The Blue Jackets Were Resilient, but Needed to Play Better from the Start in Order to Take Down the Bruins

By Ben Jandrain on May 9, 2019 at 1:45 pm
Tortorella and Co. show frustration
Winslow Townson – USA TODAY Sports

The Blue Jackets' season came to an end earlier this week after they fell 3-0 to the Boston Bruins in Game 6 at Nationwide Arena. It's only natural to dig deep and dissect the series in search of what went wrong for Columbus, and on exit day, the players and coaches shared their perspective on the series.

One of Columbus' biggest issues against Boston in Round 2 was straightforward: slow starts, which then saw them trailing for most of the series. It's hard to win when you're chasing.

1 37:15 7:32
2 19:13 0
3 0 41:23
4 56:27 0
5 33:47 0
6 27:47 0

The team to score first at Nationwide Arena went on to win the last nine playoff games in that building. This dates back to Game 4 of the 2017 playoffs when the Blue Jackets faced the Penguins. Jack Johnson scored the first goal of that game, in case you were wondering. 

Nick Foligno saw his team hit four posts in Game 6, which only added to the frustration.

“You've got to create our own luck, obviously, but it would have been nice to see one of those go in," Foligno said. "I think if one of those goes in, it’s a whole new ballgame. The momentum you create off of just getting one past (Tuukka Rask). We peppered him. It wasn’t for a lack of try or compete on anyone’s part tonight. I thought everyone brought it. It’s just disappointing.”

Putting the puck in the back of the net first could've changed the complexion of the game. The Blue Jackets did not, and as a result, their season is over.   

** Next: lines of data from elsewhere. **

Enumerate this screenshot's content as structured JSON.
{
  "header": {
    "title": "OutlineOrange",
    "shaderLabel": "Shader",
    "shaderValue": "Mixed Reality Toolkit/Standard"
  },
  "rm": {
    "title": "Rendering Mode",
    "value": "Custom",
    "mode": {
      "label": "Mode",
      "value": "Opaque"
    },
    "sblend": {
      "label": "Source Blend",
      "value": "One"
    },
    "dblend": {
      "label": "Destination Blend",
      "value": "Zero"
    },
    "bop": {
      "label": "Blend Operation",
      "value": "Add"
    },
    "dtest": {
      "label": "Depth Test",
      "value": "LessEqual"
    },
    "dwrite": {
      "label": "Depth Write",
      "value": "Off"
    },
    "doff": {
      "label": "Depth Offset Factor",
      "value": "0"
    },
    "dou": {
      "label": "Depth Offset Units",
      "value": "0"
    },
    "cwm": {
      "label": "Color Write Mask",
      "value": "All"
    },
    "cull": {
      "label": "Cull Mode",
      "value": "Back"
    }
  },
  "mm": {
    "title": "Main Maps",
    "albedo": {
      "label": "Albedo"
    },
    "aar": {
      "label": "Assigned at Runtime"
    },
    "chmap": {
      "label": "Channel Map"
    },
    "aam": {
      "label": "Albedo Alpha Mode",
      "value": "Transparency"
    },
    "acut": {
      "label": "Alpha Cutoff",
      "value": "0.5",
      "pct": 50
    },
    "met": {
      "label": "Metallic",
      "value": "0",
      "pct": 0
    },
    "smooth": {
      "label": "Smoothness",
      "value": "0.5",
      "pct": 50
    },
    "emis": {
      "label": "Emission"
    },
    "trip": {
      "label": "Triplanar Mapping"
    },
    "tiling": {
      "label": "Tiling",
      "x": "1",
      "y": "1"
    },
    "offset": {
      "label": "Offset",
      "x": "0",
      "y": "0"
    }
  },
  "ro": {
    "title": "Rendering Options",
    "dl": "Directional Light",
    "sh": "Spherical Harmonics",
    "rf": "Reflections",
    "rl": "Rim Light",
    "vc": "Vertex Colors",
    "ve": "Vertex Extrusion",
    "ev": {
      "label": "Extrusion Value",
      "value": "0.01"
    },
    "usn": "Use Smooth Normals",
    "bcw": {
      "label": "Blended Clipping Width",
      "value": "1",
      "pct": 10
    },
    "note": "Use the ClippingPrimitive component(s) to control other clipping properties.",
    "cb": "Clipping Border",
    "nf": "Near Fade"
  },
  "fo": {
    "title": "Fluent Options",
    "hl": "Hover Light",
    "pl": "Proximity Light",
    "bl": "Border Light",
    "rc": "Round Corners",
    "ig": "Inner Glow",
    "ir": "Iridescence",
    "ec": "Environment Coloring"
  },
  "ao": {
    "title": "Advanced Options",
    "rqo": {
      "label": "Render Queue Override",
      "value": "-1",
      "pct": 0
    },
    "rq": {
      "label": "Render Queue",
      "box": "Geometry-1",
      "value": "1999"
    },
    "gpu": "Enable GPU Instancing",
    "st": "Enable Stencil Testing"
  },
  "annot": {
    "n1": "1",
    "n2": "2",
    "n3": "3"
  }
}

Columbus won a franchise-high six playoff games in 2019. The most heart-rendering of which was the first, when the Blue Jackets erased a 3-0 deficit to defeat the Tampa Bay Lightning 4-3 at Amalie Arena to spark a historic series sweep. 

Despite another come-from-behind victory in Game 2 against Boston, Columbus wasn't able to recover from subpar starts in Games 4, 5, and 6. After Game 3, Boston led for 118 minutes of regulation spanning over the final three contests. That of course, compared to zero seconds for Columbus.

“It is crucial to get the first one. With that being said, we’re a resilient group and it doesn’t really matter," said forward Cam Atkinson. "Obviously, you want to go up first, but we’ve crawled our way back when we’ve been down – and that’s what good teams do.”

The Blue Jackets were resilient at TD Garden, but they didn't make it easy on themselves. During the three games in the Bruins' barn, the Blue Jackets led for only 7:32 (all in Game 1). Essentially, if you multiply that by 12 you'll get to Boston's "lead time" of 90:15. It doesn't take a rocket scientist to figure that out.

For a moment, the Blue Jackets felt they'd cracked the code to beat Rask, registering three goals in the final 10 minutes of the third period in Game 5 at TD Garden. But Rask only got better as the series went deeper.

The problem was the "style of hockey" the Jackets utilized didn't yield early results. Boston scored first in five of six games. Of course the power play struggles and the superb overall performance from Rask entered the equation, but digging an early hole on a regular basis was a constant problem lacking a resolution.